We've received a few emails arguing that the movie's use of "first edition" is correct since the translations of "The Iliad" can also be first editions -- and that they can, in fact, sometimes "cost a fortune." The thing is, though we could have perhaps worded the story a bit more clearly, we do understand how books work. And while the point is completely valid, the scene still comes off as ridiculous in the film. Besides, it's more fun to imagine that he's a rich, time-traveling high-schooler.
High school heart throb, or time traveling heart throb?
You may have heard or seen news about this recent film "Boy Next Door," where high school teacher Claire Peterson, played by Jennifer Lopez, has an affair with and is later terrorized by a charming 19-year-old boy ... NEXT DOOR ... named Noah, played by Ryan Guzman.
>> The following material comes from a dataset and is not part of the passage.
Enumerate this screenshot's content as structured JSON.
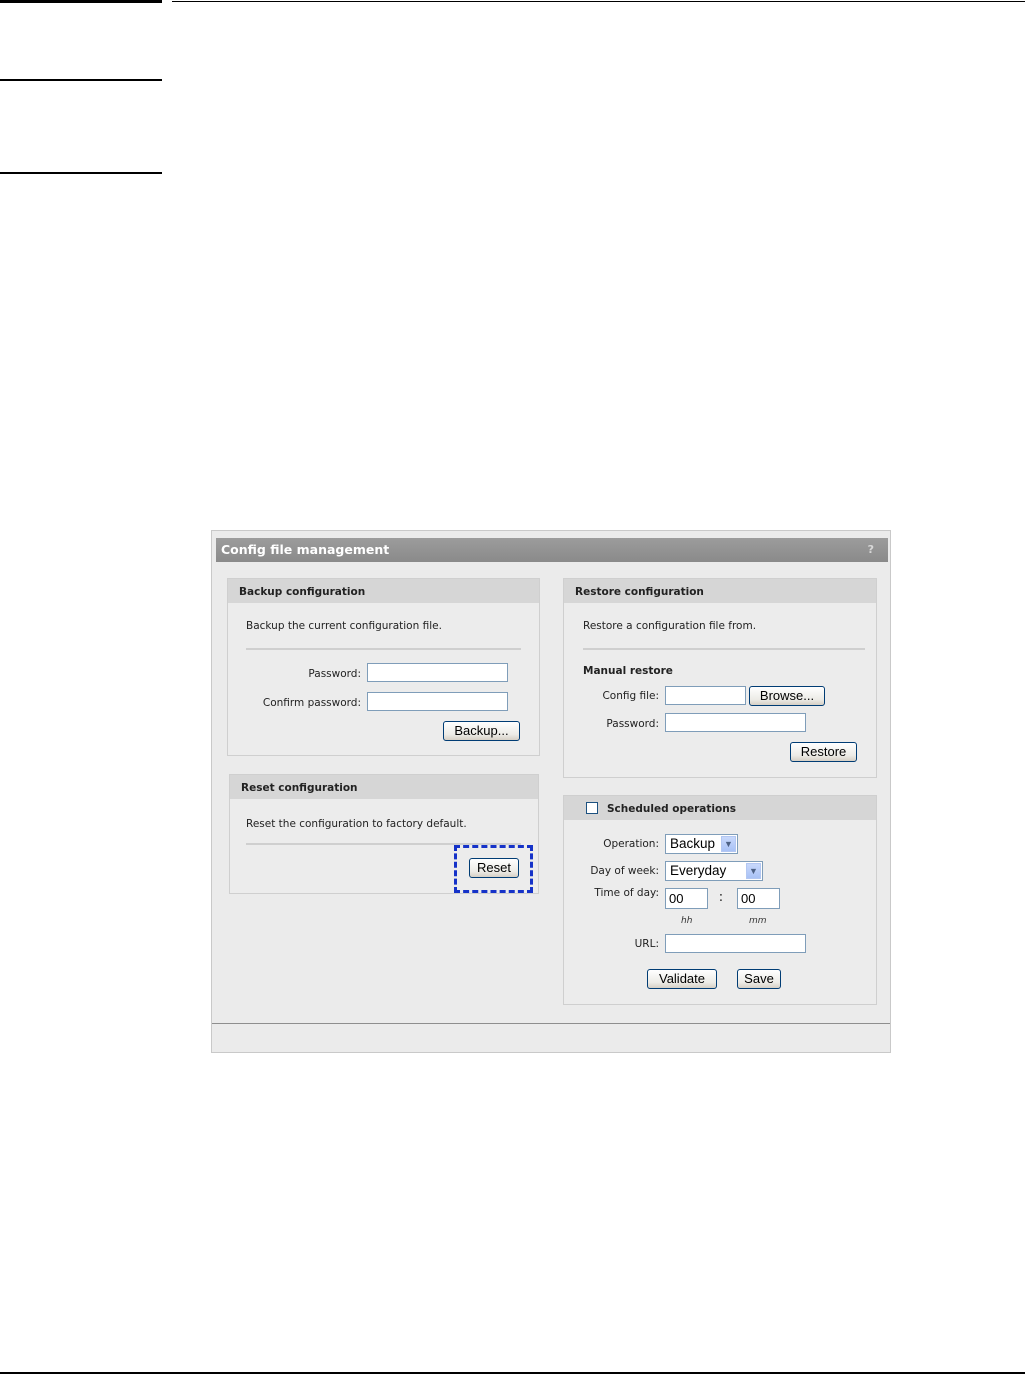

But one moment in the film defies logic and takes it from sweet to hilariously awkward. In the scene, which may rival the baby doll in "American Sniper" for cringe-worthiness, Noah hands Claire a gift for being so nice to him: a copy of Homer's "The Iliad." Claire takes the book and, taken aback, says, "This is a first edition." Claire tries to refuse the gift, based on how expensive it must have been. "It was a buck at a garage sale," says Noah.
Did you catch the inconsistency? We'll give you a hint: "The Iliad" is an epic poem estimated to be about 3,000 years old. The oldest, most complete version of the text is called the Venetus A, which dates back to the late 10th century.
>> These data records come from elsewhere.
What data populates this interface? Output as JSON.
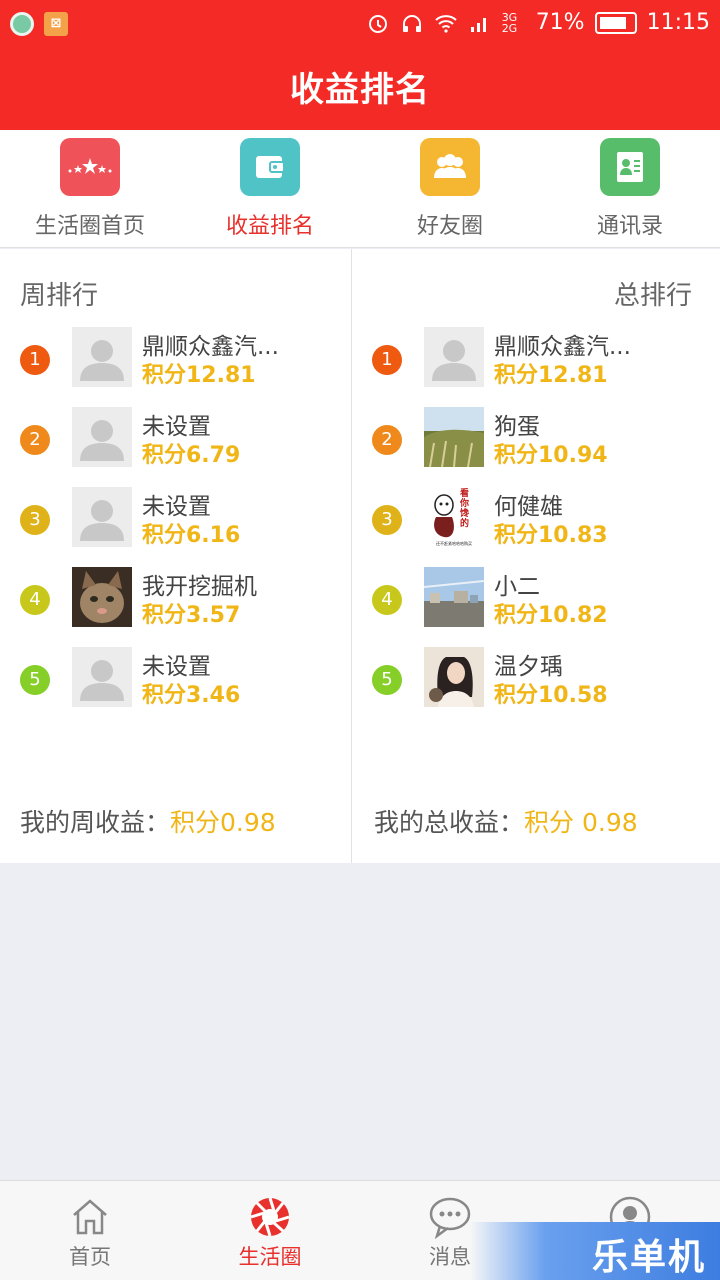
{
  "status_bar": {
    "battery": "71%",
    "time": "11:15",
    "network": "3G 2G"
  },
  "header": {
    "title": "收益排名"
  },
  "top_nav": [
    {
      "label": "生活圈首页",
      "icon": "stars-icon",
      "color": "#f0525a"
    },
    {
      "label": "收益排名",
      "icon": "wallet-icon",
      "color": "#4fc3c6"
    },
    {
      "label": "好友圈",
      "icon": "group-icon",
      "color": "#f5b731"
    },
    {
      "label": "通讯录",
      "icon": "contact-card-icon",
      "color": "#58bd6a"
    }
  ],
  "weekly": {
    "title": "周排行",
    "rows": [
      {
        "rank": "1",
        "name": "鼎顺众鑫汽...",
        "score": "积分12.81",
        "avatar": "default"
      },
      {
        "rank": "2",
        "name": "未设置",
        "score": "积分6.79",
        "avatar": "default"
      },
      {
        "rank": "3",
        "name": "未设置",
        "score": "积分6.16",
        "avatar": "default"
      },
      {
        "rank": "4",
        "name": "我开挖掘机",
        "score": "积分3.57",
        "avatar": "cat"
      },
      {
        "rank": "5",
        "name": "未设置",
        "score": "积分3.46",
        "avatar": "default"
      }
    ],
    "my_label": "我的周收益：",
    "my_value": "积分0.98"
  },
  "total": {
    "title": "总排行",
    "rows": [
      {
        "rank": "1",
        "name": "鼎顺众鑫汽...",
        "score": "积分12.81",
        "avatar": "default"
      },
      {
        "rank": "2",
        "name": "狗蛋",
        "score": "积分10.94",
        "avatar": "field"
      },
      {
        "rank": "3",
        "name": "何健雄",
        "score": "积分10.83",
        "avatar": "meme"
      },
      {
        "rank": "4",
        "name": "小二",
        "score": "积分10.82",
        "avatar": "city"
      },
      {
        "rank": "5",
        "name": "温夕瑀",
        "score": "积分10.58",
        "avatar": "girl"
      }
    ],
    "my_label": "我的总收益：",
    "my_value": "积分 0.98"
  },
  "meme_avatar": {
    "top": "看你馋的",
    "bottom": "还不赶紧哈哈哈购买"
  },
  "rank_colors": [
    "#ee5a0f",
    "#f0891c",
    "#e0b21a",
    "#c8c81c",
    "#86cf28"
  ],
  "tab_bar": [
    {
      "label": "首页",
      "icon": "home-icon"
    },
    {
      "label": "生活圈",
      "icon": "aperture-icon"
    },
    {
      "label": "消息",
      "icon": "chat-bubble-icon"
    },
    {
      "label": "",
      "icon": "profile-icon"
    }
  ],
  "watermark": "乐单机"
}
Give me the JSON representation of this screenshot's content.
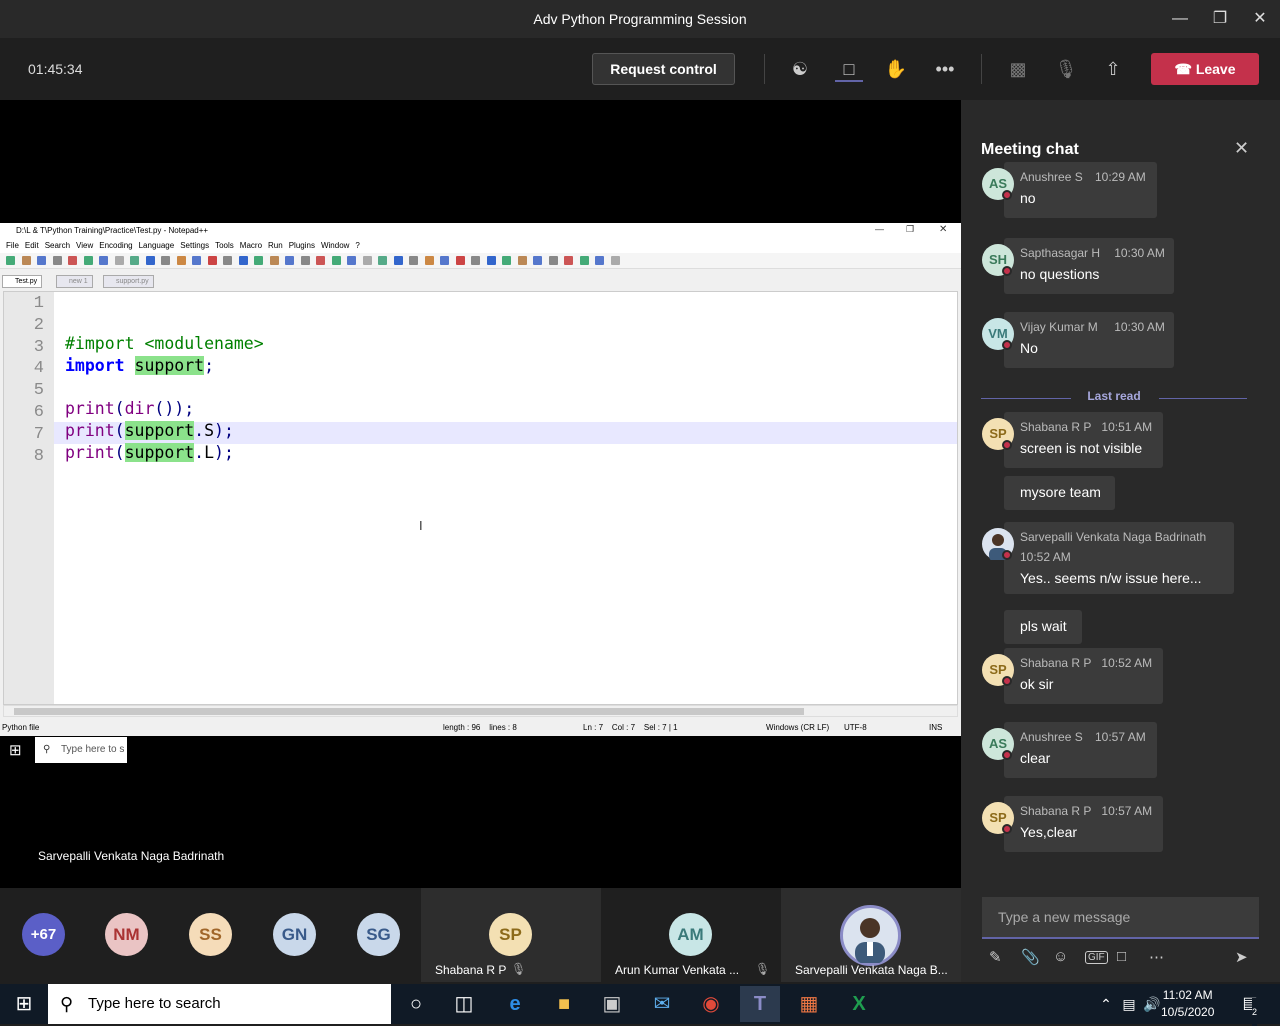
{
  "window": {
    "title": "Adv Python Programming Session"
  },
  "meeting": {
    "timer": "01:45:34",
    "request_control": "Request control",
    "leave": "Leave"
  },
  "notepad": {
    "title": "D:\\L & T\\Python Training\\Practice\\Test.py - Notepad++",
    "menu": [
      "File",
      "Edit",
      "Search",
      "View",
      "Encoding",
      "Language",
      "Settings",
      "Tools",
      "Macro",
      "Run",
      "Plugins",
      "Window",
      "?"
    ],
    "tabs": [
      "Test.py",
      "new 1",
      "support.py"
    ],
    "lines": [
      "",
      "#import <modulename>",
      "import support;",
      "",
      "print(dir());",
      "print(support.S);",
      "print(support.L);",
      ""
    ],
    "line_numbers": [
      "1",
      "2",
      "3",
      "4",
      "5",
      "6",
      "7",
      "8"
    ],
    "status": {
      "filetype": "Python file",
      "length": "length : 96    lines : 8",
      "pos": "Ln : 7    Col : 7    Sel : 7 | 1",
      "eol": "Windows (CR LF)",
      "enc": "UTF-8",
      "mode": "INS"
    },
    "win_search": "Type here to s"
  },
  "presenter": "Sarvepalli Venkata Naga Badrinath",
  "participants": {
    "overflow": "+67",
    "avatars": [
      "NM",
      "SS",
      "GN",
      "SG"
    ],
    "cards": [
      {
        "initials": "SP",
        "name": "Shabana R P"
      },
      {
        "initials": "AM",
        "name": "Arun Kumar Venkata ..."
      },
      {
        "initials": "",
        "name": "Sarvepalli Venkata Naga B..."
      }
    ]
  },
  "chat": {
    "title": "Meeting chat",
    "last_read": "Last read",
    "compose_placeholder": "Type a new message",
    "messages": [
      {
        "initials": "AS",
        "name": "Anushree S",
        "time": "10:29 AM",
        "text": "no"
      },
      {
        "initials": "SH",
        "name": "Sapthasagar H",
        "time": "10:30 AM",
        "text": "no questions"
      },
      {
        "initials": "VM",
        "name": "Vijay Kumar M",
        "time": "10:30 AM",
        "text": "No"
      },
      {
        "initials": "SP",
        "name": "Shabana R P",
        "time": "10:51 AM",
        "text": "screen is not visible",
        "extra": "mysore team"
      },
      {
        "initials": "",
        "name": "Sarvepalli Venkata Naga Badrinath",
        "time": "10:52 AM",
        "text": "Yes.. seems n/w issue here...",
        "extra": "pls wait"
      },
      {
        "initials": "SP",
        "name": "Shabana R P",
        "time": "10:52 AM",
        "text": "ok sir"
      },
      {
        "initials": "AS",
        "name": "Anushree S",
        "time": "10:57 AM",
        "text": "clear"
      },
      {
        "initials": "SP",
        "name": "Shabana R P",
        "time": "10:57 AM",
        "text": "Yes,clear"
      }
    ]
  },
  "taskbar": {
    "search": "Type here to search",
    "time": "11:02 AM",
    "date": "10/5/2020",
    "notifications": "2"
  },
  "colors": {
    "accent": "#6264a7",
    "leave": "#c4314b",
    "keyword": "#0000ff",
    "func": "#800080",
    "highlight": "#8be28b"
  }
}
First edition? This kid is good.
Anyway, check out WTFark host Mike Rylander's hilarious video analysis of the scene.